Van Alstyne suggests that an independent body would adjudicate, “comparable to a nonpartisan judicial body.” Even if a government actor claims to be unbiased, slant is inherent and impossible to exclude from political opinion. For example, while we tend to romanticize the Supreme Court as an omniscient, checking institution not motivated by re-election, it, too, is subject to partisanship. Controversy surrounds appointments. Parties balance the Court based on judges’ political leanings in landmark cases. Even if we were to choose FactCheck.org or Snopes—as Van Alstyne advises in a comment section rebuttal—to be independent regulators, Van Alstyne nevertheless argues to police the free press under some form of government.

Van Alstyne then proposes another solution to the circulation of fake news by “curbing the source’s social network—either by temporarily suspending their account or limiting the number of people who can follow them.” He says that this effect would snatch the “metaphorical megaphone” from the liar’s lips.

Here, Van Alstyne moves on to criticize from a different angle. You don’t necessarily have a right to amplification, he points out, alluding to the legal fact that the right to free speech is not absolute. He then continues, And if [the information you’re spreading is] provably false, you’re not going to be amplified. By amplification, he means the mechanism of mass communication. Directly attacking speech is dangerous; it’s in direct opposition to the First Amendment. Rather, Van Alstyne questions the methodology. Whether targeting the consequential harm or the access to a platform, Van Alstyne treats the apparatus of speech as a means to an end. But this roundabout justification nonetheless restricts freedom of speech.

Van Alstyne’s semantics alludes to an Orwellian dystopia where the government controls the free market of thought, functioning as the arbiter of truth. First, by questioning the harmful effects of speech. Then, by silencing the instruments of expression. Finally, it creates a Ministry of Truth where the government acts as a gatekeeper, using taxation to cherry-pick by force.

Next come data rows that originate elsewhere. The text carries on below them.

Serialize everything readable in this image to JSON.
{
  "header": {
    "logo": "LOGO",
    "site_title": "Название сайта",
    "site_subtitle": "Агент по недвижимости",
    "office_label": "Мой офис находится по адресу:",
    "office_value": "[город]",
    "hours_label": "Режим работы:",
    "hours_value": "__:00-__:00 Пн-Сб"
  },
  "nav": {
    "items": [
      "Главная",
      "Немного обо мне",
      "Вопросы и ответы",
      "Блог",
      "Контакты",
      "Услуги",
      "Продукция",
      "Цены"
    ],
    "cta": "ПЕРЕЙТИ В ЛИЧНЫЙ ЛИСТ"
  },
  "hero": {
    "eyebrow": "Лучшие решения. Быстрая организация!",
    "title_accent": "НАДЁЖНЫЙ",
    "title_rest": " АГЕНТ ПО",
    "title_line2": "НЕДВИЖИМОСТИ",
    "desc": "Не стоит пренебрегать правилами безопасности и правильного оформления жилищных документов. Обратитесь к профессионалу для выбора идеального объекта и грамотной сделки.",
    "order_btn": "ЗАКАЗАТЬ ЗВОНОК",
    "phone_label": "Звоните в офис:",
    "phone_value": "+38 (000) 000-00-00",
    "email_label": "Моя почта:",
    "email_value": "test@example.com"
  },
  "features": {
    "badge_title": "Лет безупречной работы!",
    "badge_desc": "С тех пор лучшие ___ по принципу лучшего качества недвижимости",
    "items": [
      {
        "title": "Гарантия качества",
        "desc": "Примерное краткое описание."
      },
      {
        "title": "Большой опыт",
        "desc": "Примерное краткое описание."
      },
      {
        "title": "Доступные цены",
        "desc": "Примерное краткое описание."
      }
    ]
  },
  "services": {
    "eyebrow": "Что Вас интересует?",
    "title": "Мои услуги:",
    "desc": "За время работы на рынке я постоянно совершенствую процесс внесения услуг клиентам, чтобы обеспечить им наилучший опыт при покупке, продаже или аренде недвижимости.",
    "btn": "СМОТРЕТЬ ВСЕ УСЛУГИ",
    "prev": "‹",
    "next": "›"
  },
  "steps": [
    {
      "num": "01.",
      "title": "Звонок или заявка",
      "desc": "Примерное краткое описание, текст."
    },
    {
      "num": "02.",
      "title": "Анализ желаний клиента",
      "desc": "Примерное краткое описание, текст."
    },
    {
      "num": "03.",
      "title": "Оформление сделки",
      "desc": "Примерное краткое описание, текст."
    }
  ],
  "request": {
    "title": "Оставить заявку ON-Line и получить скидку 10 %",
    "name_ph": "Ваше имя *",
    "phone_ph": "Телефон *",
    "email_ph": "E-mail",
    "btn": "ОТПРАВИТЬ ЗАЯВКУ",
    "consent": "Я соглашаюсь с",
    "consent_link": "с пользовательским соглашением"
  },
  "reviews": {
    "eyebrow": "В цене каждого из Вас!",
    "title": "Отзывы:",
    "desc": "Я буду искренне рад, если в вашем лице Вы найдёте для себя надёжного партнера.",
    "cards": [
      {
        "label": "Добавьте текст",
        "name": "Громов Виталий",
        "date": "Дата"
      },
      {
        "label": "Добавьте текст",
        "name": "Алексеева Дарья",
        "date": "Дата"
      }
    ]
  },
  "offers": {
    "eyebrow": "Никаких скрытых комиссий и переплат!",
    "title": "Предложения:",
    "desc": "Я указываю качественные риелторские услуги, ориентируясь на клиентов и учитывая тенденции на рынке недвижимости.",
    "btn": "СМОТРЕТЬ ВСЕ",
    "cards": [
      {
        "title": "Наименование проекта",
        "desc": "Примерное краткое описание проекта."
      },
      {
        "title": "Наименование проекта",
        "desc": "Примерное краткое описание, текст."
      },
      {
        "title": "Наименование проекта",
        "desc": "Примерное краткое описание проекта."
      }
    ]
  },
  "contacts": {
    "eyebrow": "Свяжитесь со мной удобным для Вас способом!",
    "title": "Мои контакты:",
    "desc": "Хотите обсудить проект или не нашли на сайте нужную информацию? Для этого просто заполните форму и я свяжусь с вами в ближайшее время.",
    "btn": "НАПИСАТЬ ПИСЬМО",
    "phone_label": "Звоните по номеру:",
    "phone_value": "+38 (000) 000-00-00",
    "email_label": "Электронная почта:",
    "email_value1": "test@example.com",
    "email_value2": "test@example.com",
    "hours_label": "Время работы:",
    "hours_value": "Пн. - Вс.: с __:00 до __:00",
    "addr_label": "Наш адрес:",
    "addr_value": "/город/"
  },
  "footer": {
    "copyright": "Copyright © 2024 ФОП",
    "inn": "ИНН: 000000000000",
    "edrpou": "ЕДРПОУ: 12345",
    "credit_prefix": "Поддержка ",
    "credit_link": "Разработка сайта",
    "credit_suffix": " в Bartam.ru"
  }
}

To support his argument on the proliferation of fake news, Van Alstyne borrows data visualization from a 2018 Science study that plots tweeted fake news in orange and real news in teal, confirming that misinformation “spread[s] faster and more broadly than stories of truth.”

MIT data scientist Soroush Vosough conducted the research behind the visual. From 12-year-old Twitter data, his team found that the truth rarely reached more than 1,000 users while fake news routinely propagated to 10,000 users. Fake news tweets had novelty—containing new information unseen to a Twitter user—and emotional charge—eliciting reactions of astonishment and distaste. Overall, Vosough found that these two components generate a greater number of retweets.

What does this prove? Sensationalism sells and gossip has adapted to social media networks.

Van Alstyne’s concern is with the “mass spread of misinformation at the societal level.” Misinformation by itself cannot cause harm; however, when people believe misinformation, debate over the truth arises within society. Debate fosters exchange of ideas that has led to reconstruction of social ideology. And de jure principles should be questioned. Debate challenges the status quo when archaic preconceptions no longer align with society’s morality. For example, slavery was ended due to unpopular opinion: abolition. So, allow bad ideas to be bad ideas and the truth will reign in Social Darwinism.

This brings us to a terrifying yet plausible conclusion—Van Alstyne fails to mention—to his premise that fake news is violent speech: imprisonment for tax evasion. Indictment will be the penalty for instances of refusal. To enforce the tax, dissenters of government-defined truth will be jailed. If a person or organization is committing violence upon society, why should that offense go without punishment?

The hypothesis that the "economic theory about taxation could curb dissemination of misinformation" is actually true, but the opposite is also true. Taxation will curb dissemination of information.

Nicholas Deane contributed to the reporting of this article.